At first glance, this may seem unjust.  Shouldn’t a Pennsylvania resident be allowed to sue New Jersey if New Jersey, through its actions, caused some sort of harm or injury?  It is worth noting that over time, exceptions have been carved out to afford certain egregiously injured and aggrieved plaintiffs opportunities to be made whole, however, in most circumstances, lawsuits filed against a state by a non-resident are certain to fail unless the “defendant” state consents. Other exceptions include 1) lawsuits against a state’s subdivisions, like its counties or cities, by nonresidents; and 2) congressional lawmaking that strips sovereign immunity from a state’s arsenal as long as the circumstances are clearly defined.

The most significant value of the Eleventh Amendment can be gleaned by peeling back the legalities and fact-specific nuances in order to focus on the fundamental notion underlying this amendment.  Its intended purpose was to ensure the Judiciary branch remained independent, incorruptible, and apolitical. The amendment fosters America’s system of checks and balances, that is, the substructure establishing “separation of powers.”

Historical Context for the Eleventh Amendment
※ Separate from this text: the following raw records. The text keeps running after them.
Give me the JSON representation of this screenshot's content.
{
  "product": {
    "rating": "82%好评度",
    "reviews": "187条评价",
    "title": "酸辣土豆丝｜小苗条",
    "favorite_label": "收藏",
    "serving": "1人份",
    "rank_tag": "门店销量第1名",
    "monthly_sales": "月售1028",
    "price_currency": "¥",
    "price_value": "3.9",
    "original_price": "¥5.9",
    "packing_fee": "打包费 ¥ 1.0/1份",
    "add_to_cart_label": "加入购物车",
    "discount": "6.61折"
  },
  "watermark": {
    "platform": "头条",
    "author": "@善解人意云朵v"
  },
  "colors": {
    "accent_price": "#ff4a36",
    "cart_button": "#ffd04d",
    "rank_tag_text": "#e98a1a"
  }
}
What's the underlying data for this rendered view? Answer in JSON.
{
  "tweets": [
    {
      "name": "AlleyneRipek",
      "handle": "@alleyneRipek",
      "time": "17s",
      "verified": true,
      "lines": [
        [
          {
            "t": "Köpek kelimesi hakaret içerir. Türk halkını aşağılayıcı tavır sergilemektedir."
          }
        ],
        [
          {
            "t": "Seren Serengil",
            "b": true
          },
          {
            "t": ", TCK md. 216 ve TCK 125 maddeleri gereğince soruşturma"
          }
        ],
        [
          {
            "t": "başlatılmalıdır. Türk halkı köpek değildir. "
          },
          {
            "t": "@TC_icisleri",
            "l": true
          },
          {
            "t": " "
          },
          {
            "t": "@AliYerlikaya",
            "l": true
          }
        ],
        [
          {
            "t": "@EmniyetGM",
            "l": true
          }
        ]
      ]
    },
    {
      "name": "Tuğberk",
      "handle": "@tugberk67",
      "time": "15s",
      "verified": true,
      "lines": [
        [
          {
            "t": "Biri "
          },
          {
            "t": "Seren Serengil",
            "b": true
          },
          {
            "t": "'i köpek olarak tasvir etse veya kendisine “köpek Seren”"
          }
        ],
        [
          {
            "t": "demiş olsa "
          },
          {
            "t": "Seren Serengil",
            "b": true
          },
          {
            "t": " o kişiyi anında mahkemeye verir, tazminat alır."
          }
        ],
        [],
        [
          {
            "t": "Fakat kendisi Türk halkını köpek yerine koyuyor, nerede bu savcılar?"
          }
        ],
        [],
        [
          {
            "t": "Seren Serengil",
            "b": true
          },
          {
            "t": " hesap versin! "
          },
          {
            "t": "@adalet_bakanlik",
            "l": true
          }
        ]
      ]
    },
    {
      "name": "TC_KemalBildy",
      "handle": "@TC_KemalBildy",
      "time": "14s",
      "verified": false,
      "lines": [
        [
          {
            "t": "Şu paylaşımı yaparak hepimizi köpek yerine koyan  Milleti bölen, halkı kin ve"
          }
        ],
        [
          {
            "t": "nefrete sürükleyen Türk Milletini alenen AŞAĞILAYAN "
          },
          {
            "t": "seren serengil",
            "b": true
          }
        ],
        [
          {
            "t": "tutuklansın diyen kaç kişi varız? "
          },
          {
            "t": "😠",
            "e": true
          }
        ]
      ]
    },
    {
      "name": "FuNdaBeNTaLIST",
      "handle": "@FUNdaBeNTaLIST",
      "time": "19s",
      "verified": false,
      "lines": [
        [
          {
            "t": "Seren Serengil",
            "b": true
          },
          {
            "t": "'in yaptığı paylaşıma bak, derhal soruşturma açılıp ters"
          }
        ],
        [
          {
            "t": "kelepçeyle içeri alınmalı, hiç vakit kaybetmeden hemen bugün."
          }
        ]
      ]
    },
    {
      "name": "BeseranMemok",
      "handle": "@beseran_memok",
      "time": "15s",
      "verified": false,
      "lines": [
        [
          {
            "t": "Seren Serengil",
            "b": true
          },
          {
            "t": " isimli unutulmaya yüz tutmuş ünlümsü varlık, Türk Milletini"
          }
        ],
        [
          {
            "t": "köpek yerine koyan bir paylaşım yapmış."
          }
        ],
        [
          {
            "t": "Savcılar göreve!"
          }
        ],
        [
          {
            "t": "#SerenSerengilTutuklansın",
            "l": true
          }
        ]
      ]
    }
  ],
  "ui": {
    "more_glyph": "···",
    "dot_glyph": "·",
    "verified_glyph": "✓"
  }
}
Specifically, the Eleventh Amendment was developed as a direct result of the 1793 U.S. Supreme Court opinion in Chisholm v Georgia 2 US 419 (1793) whereby the Court allowed an executor of a South Carolina estate to sue the state of Georgia.  Following this decision, members of Congress recognized this sort of decision could result in the unintended consequence of the Judiciary relinquishing its independence in favor of corruption and abuse of power.  This grave concern caused Congress to prepare, and the states to ratify the Amendment, expeditiously.

Collectively, our founding documents and early Constitutional Amendments tell the rich story of America’s history in many ways. America’s Future will continue to share, inform and educate our fellow citizens about this great nation as part of our mission to preserve and protect our individual rights and Constitutional Republic.

If you would like to receive a free print copy of our first book, “Exploring America’s Founding Documents,” please do so by clicking the button below, or you can access the digital version here.

Share Now

Share Now

Share Now

Share Now